Chicago, IL – The NHL finished handing out its season awards on Saturday, and Alex Ovechkin of the Washington Capitals took home the Hart Trophy as the most valuable player of the league.
Ovechkin won the award for the third time in his career (2008, 2009) as the Russian star became the eighth player with as many as three MVPs, joining Wayne Gretzky (9), Gordie Howe (6), Eddie Shore (4), Bobby Clarke (3), Mario Lemieux (3), Howie Morenz (3) and Bobby Orr (3).
Ovechkin led the NHL this season with 32 goals, scoring 24 in his final 23 games and tied with Pittsburgh's Sidney Crosby for third in the league with 56 points. He was first in power-play goals with 16 and led the Capitals to their fifth Southeast Division title in the past six years. The 27-year-old Moscow native was also a finalist in 2010.
John Tavares of the New York Islanders and Crosby were also in the running for the award.
Crosby won the Ted Lindsay award for most outstanding players as voted by fellow players for the second time in his career.
Crosby tied for third in the league with 56 points despite missing the final 12 games of the season because of a broken jaw. His 41 assists were second in the NHL and his points-per-game average of 1.56 led the league.
The 25-year-old native of Nova Scotia posted a career-best plus-26 rating and helped Pittsburgh to the top seed in the Eastern Conference playoffs.
"It was nice. That's not something that you're thinking about during the season," said Crosby. "But to be recognized by the guys that you play against, I think it's obviously a compliment. Happy with the regular season. Felt like it was pretty good, for the most part."
Also up for the award were Ovechkin, who had won the honor three times previously, and Tampa Bay Lightning forward Martin St. Louis, who won the Art Ross Trophy for leading the NHL in points this season with 60.
Florida Panthers center Jonathan Huberdeau took home the Calder Trophy as the league's top rookie.
Huberdeau notched 14 goals and 17 assists in playing all 48 games this season. His 31 points tied for first among NHL rookies. The 19-year-old was chosen with the third overall pick of the 2011 NHL Draft and recorded the most points by a teenager in Panthers history.
Montreal's Brendan Gallagher and Chicago's Brandon Saad were the other two nominees for the rookie award.
"For sure, it was a surprise," said Huberdeau. "I didn't know I was going to win it. There's two other guys. It was a lot of good rookies this year."
Sergei Bobrovsky of the Columbus Blue Jackets was named the Vezina Trophy winner as the top goaltender in the NHL in his first year with the team.
The 24-year-old Bobrovsky nearly backstopped the team to its second-ever playoff berth. The first Russian to win the trophy was acquired in a trade with Philadelphia last June and compiled a 21-11-6 record with four shutouts, and ranked second in the NHL this season in save percentage (.932) and sixth in goals-against average (2.00).

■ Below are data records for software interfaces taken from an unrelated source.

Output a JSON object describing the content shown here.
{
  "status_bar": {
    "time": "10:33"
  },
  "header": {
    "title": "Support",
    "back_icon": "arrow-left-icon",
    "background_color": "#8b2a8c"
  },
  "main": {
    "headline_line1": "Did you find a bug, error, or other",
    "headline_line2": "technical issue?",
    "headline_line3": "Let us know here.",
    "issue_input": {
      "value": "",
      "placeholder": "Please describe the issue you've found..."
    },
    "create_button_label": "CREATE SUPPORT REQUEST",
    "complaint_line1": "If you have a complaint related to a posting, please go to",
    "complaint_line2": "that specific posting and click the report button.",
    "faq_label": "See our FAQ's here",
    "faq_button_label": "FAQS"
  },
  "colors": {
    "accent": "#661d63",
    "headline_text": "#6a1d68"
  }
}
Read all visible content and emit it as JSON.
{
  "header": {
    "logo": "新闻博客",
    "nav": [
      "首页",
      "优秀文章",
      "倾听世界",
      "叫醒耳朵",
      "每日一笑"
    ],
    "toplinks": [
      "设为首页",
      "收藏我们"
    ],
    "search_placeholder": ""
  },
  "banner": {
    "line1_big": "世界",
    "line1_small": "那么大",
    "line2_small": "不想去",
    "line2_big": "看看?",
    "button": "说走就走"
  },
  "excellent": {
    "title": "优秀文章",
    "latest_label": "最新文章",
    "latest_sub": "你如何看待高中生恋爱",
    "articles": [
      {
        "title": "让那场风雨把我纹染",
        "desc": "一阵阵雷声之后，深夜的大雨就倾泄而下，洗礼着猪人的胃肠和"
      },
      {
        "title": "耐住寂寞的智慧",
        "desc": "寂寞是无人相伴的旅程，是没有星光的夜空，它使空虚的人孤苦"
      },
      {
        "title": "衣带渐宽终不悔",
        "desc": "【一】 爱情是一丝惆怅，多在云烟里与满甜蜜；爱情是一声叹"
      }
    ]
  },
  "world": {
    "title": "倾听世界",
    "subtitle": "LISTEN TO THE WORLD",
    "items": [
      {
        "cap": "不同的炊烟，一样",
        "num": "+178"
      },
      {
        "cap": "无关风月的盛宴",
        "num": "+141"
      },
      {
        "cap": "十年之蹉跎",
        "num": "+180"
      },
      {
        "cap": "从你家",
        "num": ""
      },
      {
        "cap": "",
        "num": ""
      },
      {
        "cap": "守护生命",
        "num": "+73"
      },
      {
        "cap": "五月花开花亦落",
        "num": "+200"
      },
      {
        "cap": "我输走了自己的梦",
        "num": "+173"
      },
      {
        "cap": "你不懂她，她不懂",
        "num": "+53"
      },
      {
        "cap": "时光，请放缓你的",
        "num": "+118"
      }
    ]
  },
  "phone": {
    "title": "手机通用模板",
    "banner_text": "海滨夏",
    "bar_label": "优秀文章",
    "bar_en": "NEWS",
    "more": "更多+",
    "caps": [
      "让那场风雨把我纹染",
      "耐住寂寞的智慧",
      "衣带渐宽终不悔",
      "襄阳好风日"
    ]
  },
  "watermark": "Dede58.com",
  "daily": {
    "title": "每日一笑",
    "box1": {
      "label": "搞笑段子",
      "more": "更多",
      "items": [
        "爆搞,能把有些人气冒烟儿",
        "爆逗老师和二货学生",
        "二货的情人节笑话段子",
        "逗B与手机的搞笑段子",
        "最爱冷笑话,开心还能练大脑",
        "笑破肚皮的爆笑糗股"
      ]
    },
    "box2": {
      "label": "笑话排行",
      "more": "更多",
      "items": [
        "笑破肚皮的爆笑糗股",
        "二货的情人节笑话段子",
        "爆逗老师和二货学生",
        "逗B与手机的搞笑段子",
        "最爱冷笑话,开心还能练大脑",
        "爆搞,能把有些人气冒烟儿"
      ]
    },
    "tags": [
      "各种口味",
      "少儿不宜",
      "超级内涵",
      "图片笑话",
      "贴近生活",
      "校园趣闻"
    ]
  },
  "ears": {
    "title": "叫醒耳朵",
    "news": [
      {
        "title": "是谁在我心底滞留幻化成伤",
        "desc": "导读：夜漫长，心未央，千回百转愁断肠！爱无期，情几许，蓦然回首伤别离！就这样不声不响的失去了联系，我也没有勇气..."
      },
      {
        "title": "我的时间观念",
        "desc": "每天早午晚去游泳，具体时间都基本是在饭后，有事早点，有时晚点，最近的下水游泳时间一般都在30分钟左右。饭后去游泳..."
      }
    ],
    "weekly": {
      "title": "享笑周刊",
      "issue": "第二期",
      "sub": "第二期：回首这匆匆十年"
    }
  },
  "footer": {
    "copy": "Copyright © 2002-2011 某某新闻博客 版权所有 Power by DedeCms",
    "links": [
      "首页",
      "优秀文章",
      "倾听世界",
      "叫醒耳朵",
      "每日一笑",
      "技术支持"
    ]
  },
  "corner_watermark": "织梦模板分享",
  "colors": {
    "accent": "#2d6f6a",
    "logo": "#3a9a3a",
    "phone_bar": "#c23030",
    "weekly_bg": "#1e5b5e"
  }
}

Bobrovsky posted a 1.64 GAA and a .945 save percentage while winning eight of his last nine decisions from April 9-27, but the Blue Jackets still missed the postseason on a tiebreaker.
"I would like to thank the Columbus Blue Jackets organization, my coaches and teammates who played so hard in front of me every night and the fans who supported us because this would not be possible without them," said Bobrovsky. "I also want to thank my family, especially my wife, Olga, my parents, Andrei and Larissa, and sister, Julia, for all of their love and support and everyone who has helped me achieve this great honor. I work hard to try to be the best player I can be and help my team win and am very honored to receive the Vezina Trophy."
Also in contention for the trophy were Antti Niemi of the San Jose Sharks and Henrik Lundqvist, last year's winner, of the New York Rangers.
The Norris trophy for the league's best defenseman went to P.K. Subban of the Montreal Canadiens.
Subban notched 38 points, tying the career high he set during his rookie campaign two years ago. However, he took 77 games to reach that figure during the 2010-11 season and needed only 42 games in this truncated season.
The 24-year-old Toronto native posted 11 goals, and his seven power-play goals this past season were second-most among defensemen.
"I think as an organization, as a group, as a team, we improved this year. When you improve, everybody benefits," said Subban. "I think I'm just benefitting from our team's success this year."
It is the 12th time a Canadien has won the award, with the last going to Chris Chelios in 1989.
Kris Letang of the Pittsburgh Penguins and Ryan Suter of the Minnesota Wild were also nominated for the award.